Several hours later, after signing 432 new bills into law and vetoing 125 others during the final bill-signing ceremony of his first term as governor, Democrat Hughes fired back at Pascal.
"I don't know where Mr. Pascal's been these past months and years," Hughes said. "For years in the legislature, graduated taxes have been proposed this way. His own adviser, Mr. Herman Intemann, testified for that kind of taxation before the Ways and Means Committee." (Pascal said later he disagrees with Intemann's stand.)
"Until today," Hughes continued, "I never knew that Mr. Pascal had any opposition to this kind of tax because he's never said a word about it. I guess it's just more political rhetoric."
Responding to Pascal's charge that he, more than anyone, was responsible for the condition of the state's roads because of, "systematic neglect," Hughes said, "Our budget for road maintenance was overspent in 1979 and 1980. To say that (neglect of roads) is simply not true. That's just more irresponsible political rhetoric not based in fact."
He had one final slap at his opponent: "This is all very interesting for me to hear since, if you check the Anne Arundel County budget for this year, you will find that the amount budgeted for fixing roads is zero, absolutely zero." Pascal said later this is so because his county is seeking state bond funds for road repair.
Hughes' response to Pascal's charges came after he signed into law another controversial piece of legislation, a bill raising interest rate ceilings on most types of consumer loans from 18 percent to 24 percent.
To its critics, the interest rate bill came to symbolize the lending industry's increasing power in the State House. Hughes and his consumer-oriented attorney general, Stephen H. Sachs, had opposed interest rate deregulation in the past, but this year became tenuous allies of the banking lobby and prodded the legislature, with the result being huge legislative successes for the lending industry.
Spurred by the Maryland Bankers' Association, the lenders recently announced that the controversial compromise adopted by the legislature was not enough. The banking lobby hired a Baltimore law firm to review the bill's consumer protections, particularly those restricting variable interest rates, which had been worked out after tortuous negotiations with the attorney general's office.
The lawyers produced a 66-page opinion that said the bill was so vague that it would be an administrative nightmare for lending institutions that were forced to comply with its rules.
Some officials in the attorney general's office were noticeably piqued last week when they learned of the bankers' legal opinion.
Hughes, too, whose support of the bill placed him at odds with some consumer advocates but bolstered his stature with the business community, sent a veiled message to the bankers to live and let live.
"The state needs this bill; I support it, that's why I signed it," Hughes said. "I'm disappointed that they bankers are saying the bill is not enough. This is an election year.

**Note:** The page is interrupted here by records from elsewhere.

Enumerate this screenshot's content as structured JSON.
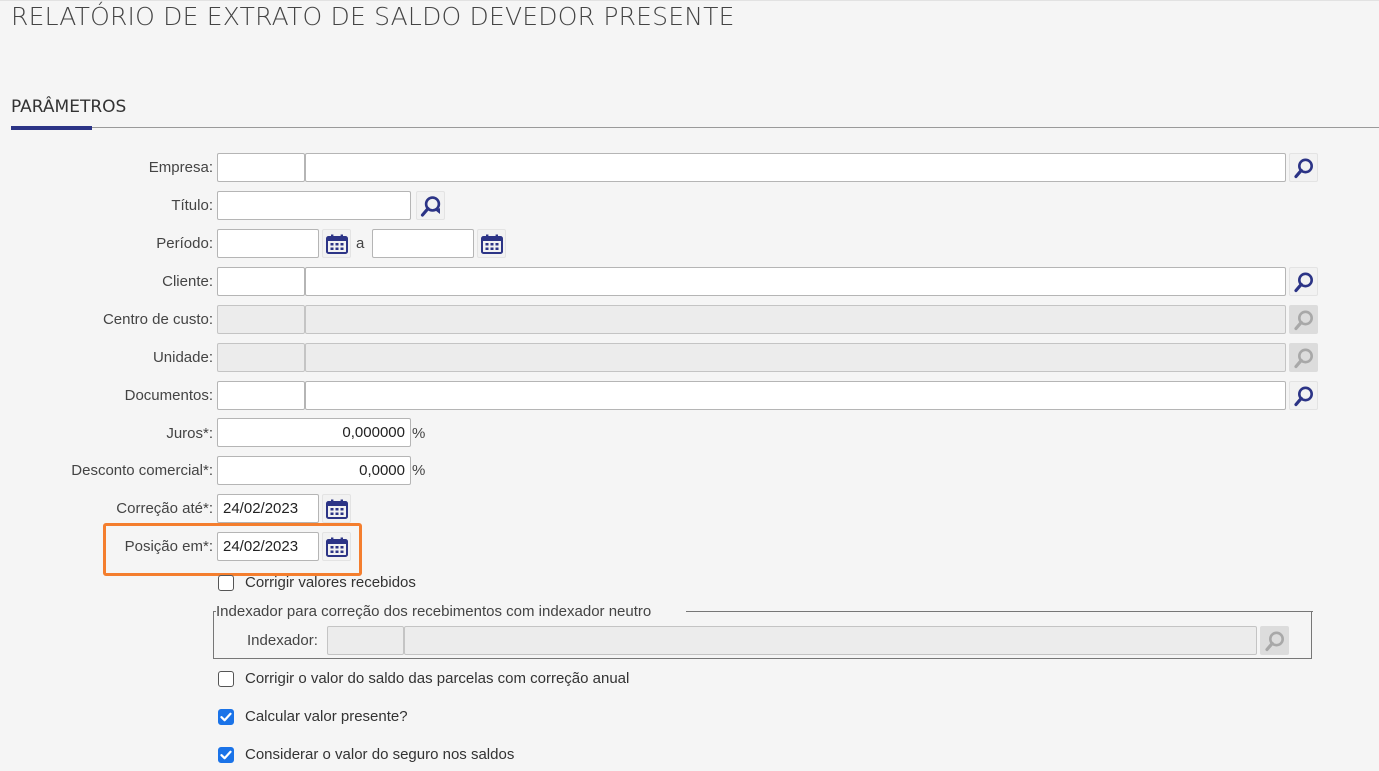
{
  "page": {
    "title": "RELATÓRIO DE EXTRATO DE SALDO DEVEDOR PRESENTE",
    "section": "PARÂMETROS"
  },
  "form": {
    "empresa": {
      "label": "Empresa:",
      "code": "",
      "desc": ""
    },
    "titulo": {
      "label": "Título:",
      "value": ""
    },
    "periodo": {
      "label": "Período:",
      "from": "",
      "sep": "a",
      "to": ""
    },
    "cliente": {
      "label": "Cliente:",
      "code": "",
      "desc": ""
    },
    "centro_custo": {
      "label": "Centro de custo:",
      "code": "",
      "desc": "",
      "disabled": true
    },
    "unidade": {
      "label": "Unidade:",
      "code": "",
      "desc": "",
      "disabled": true
    },
    "documentos": {
      "label": "Documentos:",
      "code": "",
      "desc": ""
    },
    "juros": {
      "label": "Juros*:",
      "value": "0,000000",
      "unit": "%"
    },
    "desconto": {
      "label": "Desconto comercial*:",
      "value": "0,0000",
      "unit": "%"
    },
    "correcao_ate": {
      "label": "Correção até*:",
      "value": "24/02/2023"
    },
    "posicao_em": {
      "label": "Posição em*:",
      "value": "24/02/2023"
    },
    "corrigir_recebidos": {
      "label": "Corrigir valores recebidos",
      "checked": false
    },
    "indexador_group": {
      "legend": "Indexador para correção dos recebimentos com indexador neutro",
      "label": "Indexador:",
      "code": "",
      "desc": "",
      "disabled": true
    },
    "correcao_anual": {
      "label": "Corrigir o valor do saldo das parcelas com correção anual",
      "checked": false
    },
    "valor_presente": {
      "label": "Calcular valor presente?",
      "checked": true
    },
    "seguro": {
      "label": "Considerar o valor do seguro nos saldos",
      "checked": true
    }
  },
  "colors": {
    "accent": "#2c3486",
    "highlight": "#f47e2e",
    "checkbox_checked": "#1a73e8"
  },
  "icons": {
    "lookup": "search-icon",
    "lookup_plus": "search-refresh-icon",
    "date": "calendar-icon"
  }
}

By all odds we normally wouldn't have gotten to first base with a bill like this."
Asked if he thought the bankers were wrong to push for more, Hughes said, "Sure I do. At this point they should let this work a while and see what happens."
The Teamsters' Union submitted a petition to the state Board of Elections today calling for a referendum on the ballot in November to allow voters to decide the fate of the interest rate bill Hughes signed today. But elections administrator Willard Morris said the petition, which had about 11,000 signatures, "looks suspicious.

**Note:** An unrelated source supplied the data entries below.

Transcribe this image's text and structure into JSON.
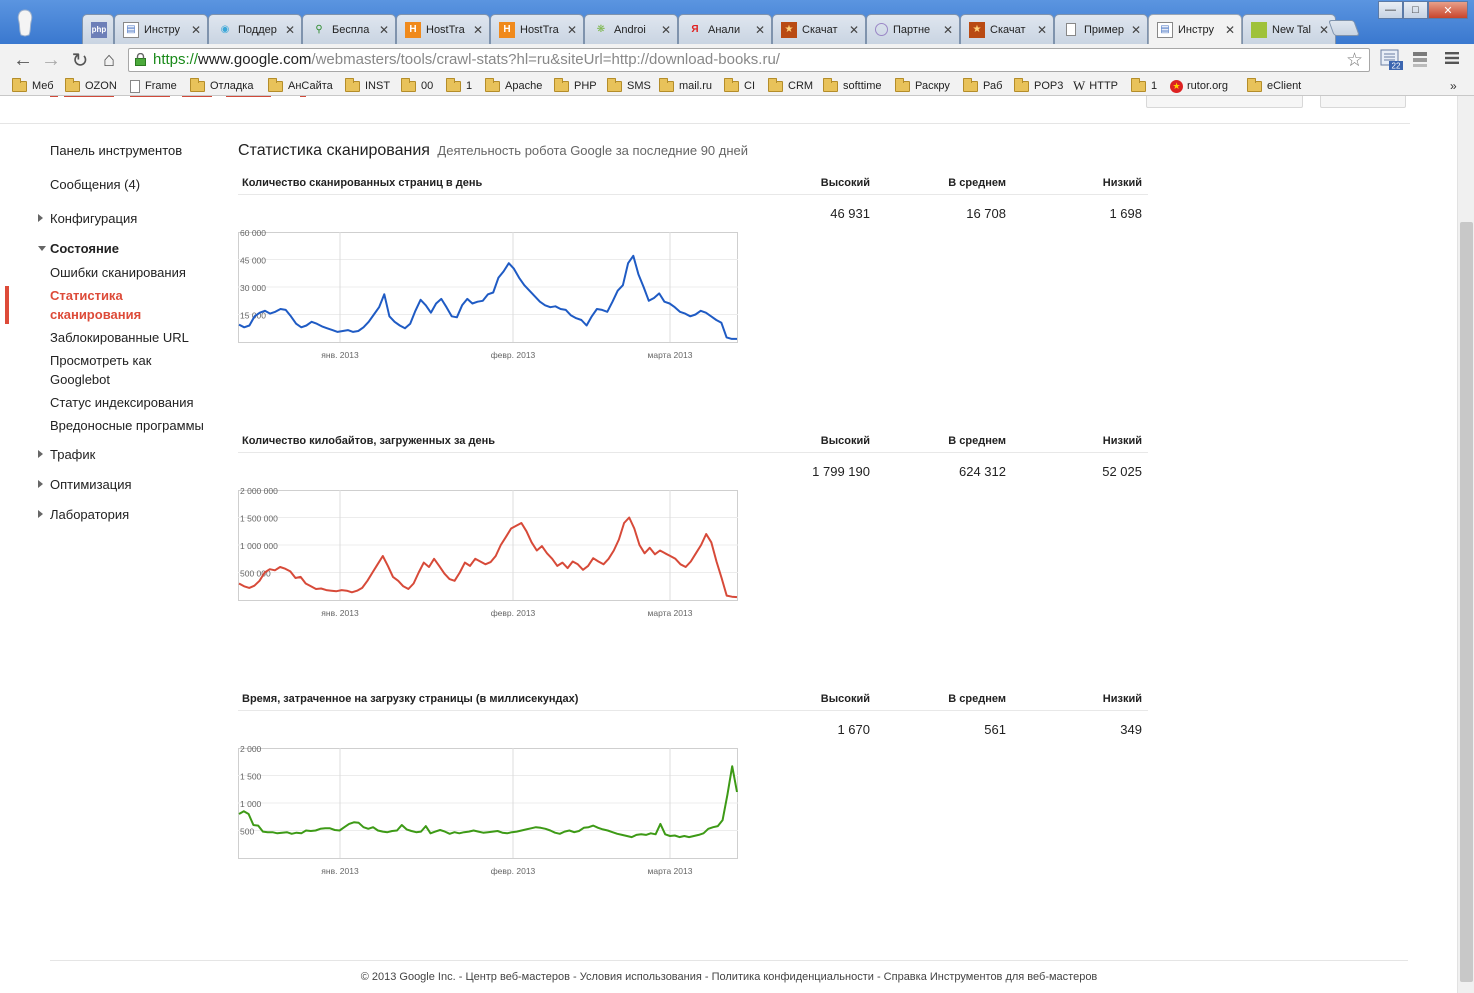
{
  "browser": {
    "tabs": [
      {
        "label": "php",
        "icon": "php-icon"
      },
      {
        "label": "Инстру",
        "icon": "webmaster-icon"
      },
      {
        "label": "Поддер",
        "icon": "support-icon"
      },
      {
        "label": "Беспла",
        "icon": "search-magnifier-icon"
      },
      {
        "label": "HostTra",
        "icon": "hosttracker-icon"
      },
      {
        "label": "HostTra",
        "icon": "hosttracker-icon"
      },
      {
        "label": "Androi",
        "icon": "android-icon"
      },
      {
        "label": "Анали",
        "icon": "yandex-icon"
      },
      {
        "label": "Скачат",
        "icon": "download-books-icon"
      },
      {
        "label": "Партне",
        "icon": "partner-icon"
      },
      {
        "label": "Скачат",
        "icon": "download-books-icon"
      },
      {
        "label": "Пример",
        "icon": "page-icon"
      },
      {
        "label": "Инстру",
        "icon": "webmaster-icon"
      },
      {
        "label": "New Tal",
        "icon": "new-tab-icon"
      }
    ],
    "active_tab_index": 12,
    "address": {
      "scheme": "https://",
      "host": "www.google.com",
      "path": "/webmasters/tools/crawl-stats?hl=ru&siteUrl=http://download-books.ru/"
    },
    "extension_badge": "22",
    "bookmarks": [
      {
        "label": "Меб",
        "icon": "folder-icon"
      },
      {
        "label": "OZON",
        "icon": "folder-icon"
      },
      {
        "label": "Frame",
        "icon": "page-icon"
      },
      {
        "label": "Отладка",
        "icon": "folder-icon"
      },
      {
        "label": "АнСайта",
        "icon": "folder-icon"
      },
      {
        "label": "INST",
        "icon": "folder-icon"
      },
      {
        "label": "00",
        "icon": "folder-icon"
      },
      {
        "label": "1",
        "icon": "folder-icon"
      },
      {
        "label": "Apache",
        "icon": "folder-icon"
      },
      {
        "label": "PHP",
        "icon": "folder-icon"
      },
      {
        "label": "SMS",
        "icon": "folder-icon"
      },
      {
        "label": "mail.ru",
        "icon": "folder-icon"
      },
      {
        "label": "CI",
        "icon": "folder-icon"
      },
      {
        "label": "CRM",
        "icon": "folder-icon"
      },
      {
        "label": "softtime",
        "icon": "folder-icon"
      },
      {
        "label": "Раскру",
        "icon": "folder-icon"
      },
      {
        "label": "Раб",
        "icon": "folder-icon"
      },
      {
        "label": "POP3",
        "icon": "folder-icon"
      },
      {
        "label": "HTTP",
        "icon": "wikipedia-icon"
      },
      {
        "label": "1",
        "icon": "folder-icon"
      },
      {
        "label": "rutor.org",
        "icon": "rutor-icon"
      },
      {
        "label": "eClient",
        "icon": "folder-icon"
      }
    ],
    "bookmarks_overflow": "»"
  },
  "sidebar": {
    "items": [
      {
        "label": "Панель инструментов"
      },
      {
        "label": "Сообщения (4)"
      },
      {
        "label": "Конфигурация"
      },
      {
        "label": "Состояние"
      },
      {
        "label": "Ошибки сканирования"
      },
      {
        "label": "Статистика"
      },
      {
        "label": "сканирования"
      },
      {
        "label": "Заблокированные URL"
      },
      {
        "label": "Просмотреть как"
      },
      {
        "label": "Googlebot"
      },
      {
        "label": "Статус индексирования"
      },
      {
        "label": "Вредоносные программы"
      },
      {
        "label": "Трафик"
      },
      {
        "label": "Оптимизация"
      },
      {
        "label": "Лаборатория"
      }
    ]
  },
  "main": {
    "title": "Статистика сканирования",
    "subtitle": "Деятельность робота Google за последние 90 дней",
    "column_headers": {
      "high": "Высокий",
      "avg": "В среднем",
      "low": "Низкий"
    },
    "sections": [
      {
        "title": "Количество сканированных страниц в день",
        "high": "46 931",
        "avg": "16 708",
        "low": "1 698"
      },
      {
        "title": "Количество килобайтов, загруженных за день",
        "high": "1 799 190",
        "avg": "624 312",
        "low": "52 025"
      },
      {
        "title": "Время, затраченное на загрузку страницы (в миллисекундах)",
        "high": "1 670",
        "avg": "561",
        "low": "349"
      }
    ]
  },
  "chart_data": [
    {
      "type": "line",
      "color": "#1f5bc4",
      "ylim": [
        0,
        60000
      ],
      "yticks": [
        "60 000",
        "45 000",
        "30 000",
        "15 000"
      ],
      "xticks": [
        "янв. 2013",
        "февр. 2013",
        "марта 2013"
      ],
      "series": [
        {
          "values": [
            9500,
            8000,
            9000,
            14000,
            16000,
            17000,
            15500,
            16500,
            18000,
            17500,
            14000,
            10000,
            8000,
            9000,
            11000,
            10000,
            8500,
            7500,
            6500,
            5500,
            6000,
            6500,
            5500,
            6000,
            8000,
            11000,
            15000,
            19000,
            26000,
            14000,
            11000,
            9000,
            7500,
            10000,
            17000,
            23000,
            20000,
            16000,
            21000,
            23500,
            19000,
            14000,
            13500,
            20000,
            23500,
            21000,
            22000,
            22500,
            26000,
            27000,
            35000,
            38500,
            43000,
            40000,
            35000,
            31000,
            28000,
            25000,
            22000,
            20000,
            19000,
            19500,
            18000,
            17500,
            14500,
            13000,
            12000,
            9000,
            14000,
            18000,
            17500,
            16500,
            22000,
            28000,
            31000,
            43000,
            47000,
            37000,
            30000,
            22500,
            24000,
            26500,
            22000,
            21000,
            19000,
            16500,
            15500,
            14000,
            15000,
            17000,
            16000,
            14000,
            12000,
            10500,
            2500,
            1700,
            1700
          ]
        }
      ]
    },
    {
      "type": "line",
      "color": "#d74a39",
      "ylim": [
        0,
        2000000
      ],
      "yticks": [
        "2 000 000",
        "1 500 000",
        "1 000 000",
        "500 000"
      ],
      "xticks": [
        "янв. 2013",
        "февр. 2013",
        "марта 2013"
      ],
      "series": [
        {
          "values": [
            300000,
            250000,
            220000,
            260000,
            350000,
            500000,
            560000,
            540000,
            600000,
            570000,
            520000,
            400000,
            420000,
            300000,
            250000,
            200000,
            210000,
            180000,
            170000,
            160000,
            180000,
            170000,
            140000,
            170000,
            220000,
            350000,
            500000,
            650000,
            800000,
            620000,
            420000,
            350000,
            250000,
            200000,
            300000,
            500000,
            680000,
            600000,
            750000,
            620000,
            480000,
            380000,
            350000,
            500000,
            680000,
            620000,
            750000,
            700000,
            650000,
            690000,
            800000,
            1000000,
            1150000,
            1300000,
            1350000,
            1400000,
            1250000,
            1050000,
            900000,
            980000,
            850000,
            750000,
            620000,
            680000,
            580000,
            700000,
            650000,
            550000,
            620000,
            760000,
            700000,
            650000,
            750000,
            900000,
            1100000,
            1400000,
            1500000,
            1300000,
            1000000,
            850000,
            950000,
            830000,
            900000,
            850000,
            800000,
            750000,
            650000,
            600000,
            700000,
            850000,
            1000000,
            1200000,
            1050000,
            700000,
            400000,
            80000,
            60000,
            52000
          ]
        }
      ]
    },
    {
      "type": "line",
      "color": "#3d9a16",
      "ylim": [
        0,
        2000
      ],
      "yticks": [
        "2 000",
        "1 500",
        "1 000",
        "500"
      ],
      "xticks": [
        "янв. 2013",
        "февр. 2013",
        "марта 2013"
      ],
      "series": [
        {
          "values": [
            800,
            850,
            800,
            600,
            590,
            480,
            470,
            470,
            450,
            460,
            470,
            440,
            460,
            450,
            500,
            490,
            500,
            530,
            540,
            540,
            510,
            500,
            560,
            620,
            650,
            640,
            560,
            530,
            560,
            500,
            480,
            470,
            490,
            500,
            600,
            520,
            490,
            470,
            480,
            580,
            450,
            480,
            510,
            480,
            440,
            470,
            450,
            470,
            480,
            500,
            480,
            460,
            470,
            480,
            490,
            460,
            450,
            470,
            480,
            500,
            520,
            540,
            560,
            550,
            530,
            500,
            460,
            440,
            480,
            500,
            470,
            490,
            550,
            560,
            590,
            550,
            520,
            500,
            470,
            440,
            420,
            400,
            380,
            420,
            430,
            420,
            450,
            430,
            620,
            430,
            400,
            410,
            380,
            400,
            380,
            400,
            420,
            450,
            530,
            560,
            580,
            690,
            1150,
            1670,
            1200
          ]
        }
      ]
    }
  ],
  "footer": {
    "copyright": "© 2013 Google Inc. - ",
    "links": [
      {
        "label": "Центр веб-мастеров"
      },
      {
        "label": " - "
      },
      {
        "label": "Условия использования"
      },
      {
        "label": " - "
      },
      {
        "label": "Политика конфиденциальности"
      },
      {
        "label": " - "
      },
      {
        "label": "Справка Инструментов для веб-мастеров"
      }
    ]
  }
}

"We've got a signature on here from Anchorage, Alaska," Morris said. "They're from all over the country, apparently any place a truck could stop." The teamsters need 30,000 valid signatures of Maryland voters (10,120 of them on the petition submitted today) to have a referendum scheduled.